DIRECTIONS:
In the entries below, every line that contains "Используется" must be located and copied.

INFORMATION PROVIDED:
Start of Block
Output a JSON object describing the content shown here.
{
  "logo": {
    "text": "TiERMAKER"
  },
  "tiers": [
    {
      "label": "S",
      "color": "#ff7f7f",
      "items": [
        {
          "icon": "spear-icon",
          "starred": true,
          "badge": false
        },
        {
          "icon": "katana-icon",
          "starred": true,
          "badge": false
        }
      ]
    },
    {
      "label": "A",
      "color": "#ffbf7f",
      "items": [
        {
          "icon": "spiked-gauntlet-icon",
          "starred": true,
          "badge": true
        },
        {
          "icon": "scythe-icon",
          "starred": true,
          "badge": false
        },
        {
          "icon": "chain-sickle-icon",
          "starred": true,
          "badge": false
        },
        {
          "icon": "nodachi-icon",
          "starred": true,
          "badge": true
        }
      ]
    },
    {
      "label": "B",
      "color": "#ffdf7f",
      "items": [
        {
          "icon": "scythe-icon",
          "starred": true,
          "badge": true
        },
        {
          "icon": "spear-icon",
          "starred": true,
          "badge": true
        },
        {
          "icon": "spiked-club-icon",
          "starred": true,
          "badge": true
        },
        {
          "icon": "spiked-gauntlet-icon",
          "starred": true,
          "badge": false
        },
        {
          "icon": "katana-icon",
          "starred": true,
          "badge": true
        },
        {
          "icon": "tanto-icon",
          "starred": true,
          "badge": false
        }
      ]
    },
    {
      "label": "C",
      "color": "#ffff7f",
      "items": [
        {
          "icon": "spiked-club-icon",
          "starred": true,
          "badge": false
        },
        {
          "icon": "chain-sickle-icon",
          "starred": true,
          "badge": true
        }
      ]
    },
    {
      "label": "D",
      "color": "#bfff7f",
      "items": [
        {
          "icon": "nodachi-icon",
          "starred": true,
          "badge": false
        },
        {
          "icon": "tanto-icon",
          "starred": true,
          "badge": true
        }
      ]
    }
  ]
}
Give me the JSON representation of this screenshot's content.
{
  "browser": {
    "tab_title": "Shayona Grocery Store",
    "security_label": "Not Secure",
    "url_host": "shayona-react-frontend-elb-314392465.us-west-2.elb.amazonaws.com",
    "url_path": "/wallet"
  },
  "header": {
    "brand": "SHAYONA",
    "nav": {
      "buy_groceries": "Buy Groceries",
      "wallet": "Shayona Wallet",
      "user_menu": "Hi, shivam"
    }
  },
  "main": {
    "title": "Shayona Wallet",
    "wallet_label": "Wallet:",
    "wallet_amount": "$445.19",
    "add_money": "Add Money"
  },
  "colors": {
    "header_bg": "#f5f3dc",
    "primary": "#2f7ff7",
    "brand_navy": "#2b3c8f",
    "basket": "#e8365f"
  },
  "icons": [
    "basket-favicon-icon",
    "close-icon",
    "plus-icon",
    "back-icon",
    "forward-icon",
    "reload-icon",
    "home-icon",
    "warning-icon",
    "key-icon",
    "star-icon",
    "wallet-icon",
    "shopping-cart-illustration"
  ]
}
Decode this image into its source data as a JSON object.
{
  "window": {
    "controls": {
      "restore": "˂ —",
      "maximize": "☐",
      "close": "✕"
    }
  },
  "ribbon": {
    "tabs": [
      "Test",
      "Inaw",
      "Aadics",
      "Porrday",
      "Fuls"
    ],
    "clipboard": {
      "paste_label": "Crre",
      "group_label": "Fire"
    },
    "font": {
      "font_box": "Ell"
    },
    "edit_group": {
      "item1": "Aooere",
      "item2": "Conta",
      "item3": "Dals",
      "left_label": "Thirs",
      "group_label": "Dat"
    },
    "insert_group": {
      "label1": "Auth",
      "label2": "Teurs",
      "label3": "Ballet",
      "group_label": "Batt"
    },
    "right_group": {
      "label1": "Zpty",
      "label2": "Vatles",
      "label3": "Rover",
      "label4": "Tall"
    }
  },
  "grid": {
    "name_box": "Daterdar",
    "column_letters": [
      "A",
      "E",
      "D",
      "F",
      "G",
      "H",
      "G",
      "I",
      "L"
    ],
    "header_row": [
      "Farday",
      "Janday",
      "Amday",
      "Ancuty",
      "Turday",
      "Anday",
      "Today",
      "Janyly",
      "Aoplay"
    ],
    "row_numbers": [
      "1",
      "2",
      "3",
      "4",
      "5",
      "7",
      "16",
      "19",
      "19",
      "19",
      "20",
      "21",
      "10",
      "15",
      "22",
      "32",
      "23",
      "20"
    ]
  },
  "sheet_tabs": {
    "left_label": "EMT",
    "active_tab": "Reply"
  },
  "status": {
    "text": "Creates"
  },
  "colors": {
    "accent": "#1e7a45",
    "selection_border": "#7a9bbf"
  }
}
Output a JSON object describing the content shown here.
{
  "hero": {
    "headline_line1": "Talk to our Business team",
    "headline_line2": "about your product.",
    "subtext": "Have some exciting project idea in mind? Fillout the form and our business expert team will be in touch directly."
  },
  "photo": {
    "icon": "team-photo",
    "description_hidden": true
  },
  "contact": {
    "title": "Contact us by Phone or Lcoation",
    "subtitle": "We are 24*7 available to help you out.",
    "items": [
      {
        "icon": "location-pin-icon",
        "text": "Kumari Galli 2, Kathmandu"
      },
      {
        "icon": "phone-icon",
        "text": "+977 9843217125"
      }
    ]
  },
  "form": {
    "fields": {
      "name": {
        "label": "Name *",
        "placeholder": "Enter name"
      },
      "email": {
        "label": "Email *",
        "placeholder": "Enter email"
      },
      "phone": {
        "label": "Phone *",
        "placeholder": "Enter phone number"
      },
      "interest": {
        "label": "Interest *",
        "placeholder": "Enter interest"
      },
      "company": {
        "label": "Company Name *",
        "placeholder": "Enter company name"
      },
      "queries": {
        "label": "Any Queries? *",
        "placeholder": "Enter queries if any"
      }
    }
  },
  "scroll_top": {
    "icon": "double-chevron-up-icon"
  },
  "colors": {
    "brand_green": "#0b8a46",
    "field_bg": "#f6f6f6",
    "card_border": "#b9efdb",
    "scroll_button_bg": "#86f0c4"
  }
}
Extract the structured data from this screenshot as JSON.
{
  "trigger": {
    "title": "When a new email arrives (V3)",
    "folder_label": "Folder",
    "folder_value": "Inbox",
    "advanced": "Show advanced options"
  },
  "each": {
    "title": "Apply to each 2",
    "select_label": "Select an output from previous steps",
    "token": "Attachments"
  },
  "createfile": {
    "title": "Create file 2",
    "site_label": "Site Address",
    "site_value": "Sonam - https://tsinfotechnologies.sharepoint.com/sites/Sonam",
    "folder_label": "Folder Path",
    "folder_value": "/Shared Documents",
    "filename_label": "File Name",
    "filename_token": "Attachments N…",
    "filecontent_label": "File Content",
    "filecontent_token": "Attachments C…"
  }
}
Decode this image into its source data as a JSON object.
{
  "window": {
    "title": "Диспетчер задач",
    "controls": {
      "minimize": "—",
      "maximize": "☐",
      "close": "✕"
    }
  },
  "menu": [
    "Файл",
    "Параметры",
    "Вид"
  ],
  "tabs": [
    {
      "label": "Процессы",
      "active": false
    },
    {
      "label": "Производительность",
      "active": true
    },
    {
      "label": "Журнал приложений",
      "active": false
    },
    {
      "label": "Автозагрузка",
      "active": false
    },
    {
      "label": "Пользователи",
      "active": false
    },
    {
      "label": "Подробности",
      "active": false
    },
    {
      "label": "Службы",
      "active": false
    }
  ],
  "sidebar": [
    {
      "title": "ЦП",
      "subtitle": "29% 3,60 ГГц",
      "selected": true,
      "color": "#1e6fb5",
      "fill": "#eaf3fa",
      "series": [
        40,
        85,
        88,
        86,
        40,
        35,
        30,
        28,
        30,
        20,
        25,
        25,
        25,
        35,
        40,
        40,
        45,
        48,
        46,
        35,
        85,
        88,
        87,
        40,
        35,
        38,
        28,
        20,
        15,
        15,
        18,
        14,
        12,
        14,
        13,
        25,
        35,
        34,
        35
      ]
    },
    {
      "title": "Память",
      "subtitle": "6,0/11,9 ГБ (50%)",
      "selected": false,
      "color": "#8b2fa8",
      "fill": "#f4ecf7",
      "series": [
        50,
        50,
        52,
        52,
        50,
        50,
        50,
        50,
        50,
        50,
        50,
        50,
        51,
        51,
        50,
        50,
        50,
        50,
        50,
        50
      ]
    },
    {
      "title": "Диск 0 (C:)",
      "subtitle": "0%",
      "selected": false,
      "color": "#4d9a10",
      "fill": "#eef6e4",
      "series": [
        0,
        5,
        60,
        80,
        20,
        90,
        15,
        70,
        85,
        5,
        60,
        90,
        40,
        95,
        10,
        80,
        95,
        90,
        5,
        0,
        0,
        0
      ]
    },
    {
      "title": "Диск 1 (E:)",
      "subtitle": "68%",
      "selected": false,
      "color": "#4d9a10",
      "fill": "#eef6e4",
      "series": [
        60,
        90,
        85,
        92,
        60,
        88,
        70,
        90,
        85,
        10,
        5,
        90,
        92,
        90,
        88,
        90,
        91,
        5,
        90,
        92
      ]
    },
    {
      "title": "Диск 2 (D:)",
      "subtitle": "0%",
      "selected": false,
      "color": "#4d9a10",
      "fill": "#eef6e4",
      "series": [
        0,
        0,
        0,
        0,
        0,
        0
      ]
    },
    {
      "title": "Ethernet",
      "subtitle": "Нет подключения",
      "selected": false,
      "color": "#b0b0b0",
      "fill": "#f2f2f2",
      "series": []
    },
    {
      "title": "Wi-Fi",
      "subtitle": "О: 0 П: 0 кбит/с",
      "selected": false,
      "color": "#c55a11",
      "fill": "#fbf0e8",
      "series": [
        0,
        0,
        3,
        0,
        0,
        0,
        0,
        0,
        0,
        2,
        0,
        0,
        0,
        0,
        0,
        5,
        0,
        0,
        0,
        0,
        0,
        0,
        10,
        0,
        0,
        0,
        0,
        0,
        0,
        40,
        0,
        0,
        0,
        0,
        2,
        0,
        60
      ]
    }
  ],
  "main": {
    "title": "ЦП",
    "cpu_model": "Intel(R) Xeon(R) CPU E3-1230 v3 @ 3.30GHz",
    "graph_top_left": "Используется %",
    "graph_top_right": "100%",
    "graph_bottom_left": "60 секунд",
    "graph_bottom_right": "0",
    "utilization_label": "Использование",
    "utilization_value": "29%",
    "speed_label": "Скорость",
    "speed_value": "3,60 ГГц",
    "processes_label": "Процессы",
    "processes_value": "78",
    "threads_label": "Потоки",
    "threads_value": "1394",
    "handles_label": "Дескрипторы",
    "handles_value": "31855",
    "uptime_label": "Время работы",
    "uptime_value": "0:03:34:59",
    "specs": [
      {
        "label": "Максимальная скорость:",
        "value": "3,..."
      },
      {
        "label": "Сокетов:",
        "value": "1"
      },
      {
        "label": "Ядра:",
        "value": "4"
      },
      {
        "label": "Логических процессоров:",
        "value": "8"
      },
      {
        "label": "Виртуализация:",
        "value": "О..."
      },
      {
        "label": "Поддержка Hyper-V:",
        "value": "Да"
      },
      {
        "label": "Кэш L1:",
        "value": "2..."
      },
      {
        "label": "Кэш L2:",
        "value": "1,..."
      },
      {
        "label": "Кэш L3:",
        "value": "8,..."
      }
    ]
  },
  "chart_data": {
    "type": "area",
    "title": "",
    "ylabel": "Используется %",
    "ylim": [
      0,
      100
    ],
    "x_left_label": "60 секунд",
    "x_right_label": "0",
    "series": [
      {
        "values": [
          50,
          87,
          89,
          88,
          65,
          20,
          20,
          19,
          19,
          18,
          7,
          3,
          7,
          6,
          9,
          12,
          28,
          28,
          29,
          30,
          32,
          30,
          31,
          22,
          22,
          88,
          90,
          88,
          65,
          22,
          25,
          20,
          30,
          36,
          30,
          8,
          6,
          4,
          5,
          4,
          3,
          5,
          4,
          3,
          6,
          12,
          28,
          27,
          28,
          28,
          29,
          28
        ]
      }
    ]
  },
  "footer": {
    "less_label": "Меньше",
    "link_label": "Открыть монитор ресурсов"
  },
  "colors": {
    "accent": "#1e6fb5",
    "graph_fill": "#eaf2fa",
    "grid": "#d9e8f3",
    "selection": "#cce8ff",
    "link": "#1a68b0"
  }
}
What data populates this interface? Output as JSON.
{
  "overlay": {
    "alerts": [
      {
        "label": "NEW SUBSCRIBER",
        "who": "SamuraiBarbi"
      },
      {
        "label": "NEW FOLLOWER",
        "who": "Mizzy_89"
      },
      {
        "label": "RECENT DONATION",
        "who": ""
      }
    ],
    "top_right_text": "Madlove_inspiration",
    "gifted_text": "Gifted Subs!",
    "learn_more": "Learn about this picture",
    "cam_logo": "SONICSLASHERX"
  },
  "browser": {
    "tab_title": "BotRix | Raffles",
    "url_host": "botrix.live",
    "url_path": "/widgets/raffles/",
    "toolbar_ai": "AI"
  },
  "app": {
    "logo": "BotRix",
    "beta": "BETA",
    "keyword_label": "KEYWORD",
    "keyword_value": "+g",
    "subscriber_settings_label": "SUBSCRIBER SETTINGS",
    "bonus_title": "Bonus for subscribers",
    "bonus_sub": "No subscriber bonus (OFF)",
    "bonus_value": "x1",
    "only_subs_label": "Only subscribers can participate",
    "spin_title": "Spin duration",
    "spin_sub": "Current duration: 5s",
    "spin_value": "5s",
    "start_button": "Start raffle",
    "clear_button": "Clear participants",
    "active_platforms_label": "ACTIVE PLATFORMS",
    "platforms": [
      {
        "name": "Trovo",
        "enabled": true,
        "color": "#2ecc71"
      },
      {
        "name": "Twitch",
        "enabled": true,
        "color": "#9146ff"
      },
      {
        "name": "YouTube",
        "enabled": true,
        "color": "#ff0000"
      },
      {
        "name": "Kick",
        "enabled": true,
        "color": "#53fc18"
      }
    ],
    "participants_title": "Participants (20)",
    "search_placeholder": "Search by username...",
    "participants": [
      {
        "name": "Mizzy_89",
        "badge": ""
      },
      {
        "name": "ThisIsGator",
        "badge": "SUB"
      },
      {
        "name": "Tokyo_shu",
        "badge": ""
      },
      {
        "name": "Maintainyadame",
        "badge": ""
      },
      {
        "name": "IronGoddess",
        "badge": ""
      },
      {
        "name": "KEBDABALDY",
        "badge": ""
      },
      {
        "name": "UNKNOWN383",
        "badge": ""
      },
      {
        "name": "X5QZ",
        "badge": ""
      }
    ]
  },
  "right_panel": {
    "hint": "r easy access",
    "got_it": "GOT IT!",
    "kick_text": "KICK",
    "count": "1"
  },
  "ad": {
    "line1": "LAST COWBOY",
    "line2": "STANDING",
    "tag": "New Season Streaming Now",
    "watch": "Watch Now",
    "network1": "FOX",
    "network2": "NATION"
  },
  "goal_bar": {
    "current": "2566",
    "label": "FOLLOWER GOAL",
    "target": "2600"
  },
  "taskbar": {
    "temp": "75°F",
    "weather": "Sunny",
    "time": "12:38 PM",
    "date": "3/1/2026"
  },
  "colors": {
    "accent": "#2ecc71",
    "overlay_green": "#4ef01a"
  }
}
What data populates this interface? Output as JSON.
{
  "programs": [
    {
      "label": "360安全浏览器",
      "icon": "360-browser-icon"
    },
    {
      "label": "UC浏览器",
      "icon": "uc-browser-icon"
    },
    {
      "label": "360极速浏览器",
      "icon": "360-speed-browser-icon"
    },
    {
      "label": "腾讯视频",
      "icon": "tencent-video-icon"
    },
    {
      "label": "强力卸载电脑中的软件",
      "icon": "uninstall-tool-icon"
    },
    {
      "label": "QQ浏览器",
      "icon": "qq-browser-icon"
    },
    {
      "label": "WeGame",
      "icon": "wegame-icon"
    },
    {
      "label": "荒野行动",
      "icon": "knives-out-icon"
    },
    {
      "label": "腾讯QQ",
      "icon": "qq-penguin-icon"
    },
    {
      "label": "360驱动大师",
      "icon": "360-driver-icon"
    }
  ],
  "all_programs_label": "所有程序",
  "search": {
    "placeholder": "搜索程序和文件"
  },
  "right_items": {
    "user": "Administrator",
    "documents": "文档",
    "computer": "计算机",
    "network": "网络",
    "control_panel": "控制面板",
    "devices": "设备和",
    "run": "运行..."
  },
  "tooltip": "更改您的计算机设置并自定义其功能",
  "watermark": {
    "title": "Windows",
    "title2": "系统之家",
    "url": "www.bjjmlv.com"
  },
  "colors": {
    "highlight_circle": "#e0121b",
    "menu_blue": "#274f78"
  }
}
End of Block
ANSWER AREA:
    "graph_top_left": "Используется %",
    "ylabel": "Используется %",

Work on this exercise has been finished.